They’re not magic dice.
Stanley stares at the pair of them. Brass, he thinks, or bronze — he’s not sure he knows the difference. Could be just gold paint. Staring at him on the bedside table, right under the lamp, in front of the clock, beside the book he’s been reading.
Outside, a storm rages. Lightning flashes and flashes, the thunder won’t stop, the rain smacks the window in waves. But the bed is warm. Promising, if lonely.
Inside, it’s warm, the lights are still on — though not many of them. It’s not quite midnight. There’s no need to get up early in the morning.
And there’s the dice.
He dreamt once — it couldn’t have been just last night — that’s he’d rolled a pair of dice just like the two sitting on his table now.
He’s not a gambler. Maybe the occasional lottery ticket, but only on a whim. He doesn’t even know the rules of craps. Last time he touched dice was probably for an exciting, whiskey-fueled game of college Yahtzee.
He hasn’t seen the inside of a college classroom in quite a while.
He barely remembers the dream. There was no wager, not that he calls, no prize, nothing. If he saw what he rolled, he doesn’t retain that information.
Dice have no special meaning for him. His father wasn’t a gambler, either. His mother didn’t spend her weekends in Atlantic City. He’s never even been in a casino. He never understood the point of Monopoly. He prefers crosswords. He works them in ink, not pencil.
But he doesn’t throw dice. He doesn’t shoot dice. He doesn’t toss them. He’s not a bone-rolling kind of guy.
He’s trying to remember if the table had been clear when he turned on the light. He doesn’t know. The dice might have been sitting there the whole time. But surely not since that long ago or maybe recent dream.
He’s also listening for any sound that might suggest he’s not alone in the apartment. There’s only the thunder, and the rain, relentless sounds that drown out anything else.
So he checks the place. He doesn’t bother with a baseball bat; he generally doesn’t keep one near the bed. Living room, kitchen, bathroom — they’re all empty. It’s just him in the apartment. He knows he didn’t put them there.
Back in the bedroom, he stares again at the dice. They’ve been set on snake eyes — a pair of ones. Is that supposed to be a bad thing? An ill omen?
He doesn’t know.
Eventually, as no answer presents itself, and since he’s not even sure of the questions, he lays down in bed — facing away from the dice — and tries to sleep.
He can try to blame the storm, but that’d be a lie. He can’t keep his eyes closed. He watches the light show through his window for a while, thinks about maybe going to a movie tomorrow, or making a big breakfast, but he can’t escape the dice.
He turns over. Lying on his side, he glances at the dice. They mock him. They don’t move, don’t really do anything at all, but just their presence is a tease. It’s as if they’re saying, “We dare you to pick us up.”

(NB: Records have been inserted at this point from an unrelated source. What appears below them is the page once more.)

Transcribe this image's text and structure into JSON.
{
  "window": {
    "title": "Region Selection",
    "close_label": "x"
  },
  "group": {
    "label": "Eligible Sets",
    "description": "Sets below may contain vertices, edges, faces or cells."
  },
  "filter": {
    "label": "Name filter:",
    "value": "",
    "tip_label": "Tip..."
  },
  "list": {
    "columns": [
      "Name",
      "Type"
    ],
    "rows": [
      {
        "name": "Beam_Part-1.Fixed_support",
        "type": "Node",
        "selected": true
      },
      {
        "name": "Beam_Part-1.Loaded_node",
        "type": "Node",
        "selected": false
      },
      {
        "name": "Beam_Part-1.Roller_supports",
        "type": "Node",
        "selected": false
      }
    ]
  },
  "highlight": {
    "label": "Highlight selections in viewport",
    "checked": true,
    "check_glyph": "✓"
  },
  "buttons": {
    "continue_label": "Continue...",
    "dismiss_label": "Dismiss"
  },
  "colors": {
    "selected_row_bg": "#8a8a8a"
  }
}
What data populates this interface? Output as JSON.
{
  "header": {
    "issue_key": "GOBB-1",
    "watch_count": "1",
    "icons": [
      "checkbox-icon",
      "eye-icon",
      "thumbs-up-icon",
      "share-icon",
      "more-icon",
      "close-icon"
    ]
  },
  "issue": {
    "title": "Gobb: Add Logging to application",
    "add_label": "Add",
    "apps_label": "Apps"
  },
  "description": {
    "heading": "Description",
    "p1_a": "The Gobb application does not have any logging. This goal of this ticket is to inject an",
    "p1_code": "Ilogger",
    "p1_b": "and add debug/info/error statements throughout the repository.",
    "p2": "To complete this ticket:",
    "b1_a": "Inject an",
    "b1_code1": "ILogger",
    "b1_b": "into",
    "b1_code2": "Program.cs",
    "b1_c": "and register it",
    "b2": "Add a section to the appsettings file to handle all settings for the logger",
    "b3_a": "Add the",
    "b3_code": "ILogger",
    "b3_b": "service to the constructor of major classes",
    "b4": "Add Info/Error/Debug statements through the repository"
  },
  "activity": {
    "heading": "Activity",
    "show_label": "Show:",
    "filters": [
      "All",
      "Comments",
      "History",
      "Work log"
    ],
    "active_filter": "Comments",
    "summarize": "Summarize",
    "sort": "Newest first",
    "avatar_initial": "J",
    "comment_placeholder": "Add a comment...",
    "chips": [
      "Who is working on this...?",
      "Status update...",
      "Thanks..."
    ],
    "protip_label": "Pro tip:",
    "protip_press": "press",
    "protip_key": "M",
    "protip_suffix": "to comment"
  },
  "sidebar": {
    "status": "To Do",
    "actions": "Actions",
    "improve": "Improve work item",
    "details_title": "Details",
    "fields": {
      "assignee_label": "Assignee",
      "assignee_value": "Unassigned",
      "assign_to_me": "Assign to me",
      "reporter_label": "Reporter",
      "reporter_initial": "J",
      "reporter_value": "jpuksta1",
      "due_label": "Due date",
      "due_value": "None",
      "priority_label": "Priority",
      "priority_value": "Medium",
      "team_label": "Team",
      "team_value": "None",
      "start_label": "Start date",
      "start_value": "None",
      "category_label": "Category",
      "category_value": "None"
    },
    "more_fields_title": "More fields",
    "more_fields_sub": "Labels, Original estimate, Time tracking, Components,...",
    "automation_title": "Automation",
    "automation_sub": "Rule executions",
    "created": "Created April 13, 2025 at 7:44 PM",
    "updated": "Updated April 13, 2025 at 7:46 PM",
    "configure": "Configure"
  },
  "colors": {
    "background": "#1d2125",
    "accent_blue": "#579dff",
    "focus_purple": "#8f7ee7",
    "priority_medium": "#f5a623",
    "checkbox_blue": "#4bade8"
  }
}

What’s the worst that can happen? It’s not like he’ll roll these brass dice and open up some interdimensional portal and release a legion of demons upon the earth on this otherwise peaceful stormy night.
He can’t keep his eyes closed. Even after turning out the lights, the constant lightning makes the dice flash like a cat’s eyes in the dark.
“Fine,” he says.
Stanley scoops up the dice.
They’re heavier than he expected, and colder, though he wouldn’t say frozen. They click between his fingers when they touch. No depth to the sound. No resonance. Nothing to compete with the thunder.
He moves them around in his hand, getting a good feel for them, warming them up, learning absolutely nothing. He blows into his fist for luck. Isn’t that what they do? He thinks he should say something about shoes, but he doesn’t understand the reference.
Reluctantly, and with perhaps a small degree of anger, Stanley releases the dice on his bedside table. They bounce and clatter, they knock into the side of his book.
One lands on a four, the other a five.
He doesn’t think that would be a willing roll in craps. Shouldn’t that be a seven or an eleven or something?
Did the storm pause in that moment before he threw them? No. Only his imagination paused.
No interdimensional portal comes up. No demons emerge. Nothing changes.
They are, after all, just dice. There’s nothing magical about them.
When he finally falls asleep, Stanley dreams of throwing dice and rolling bones.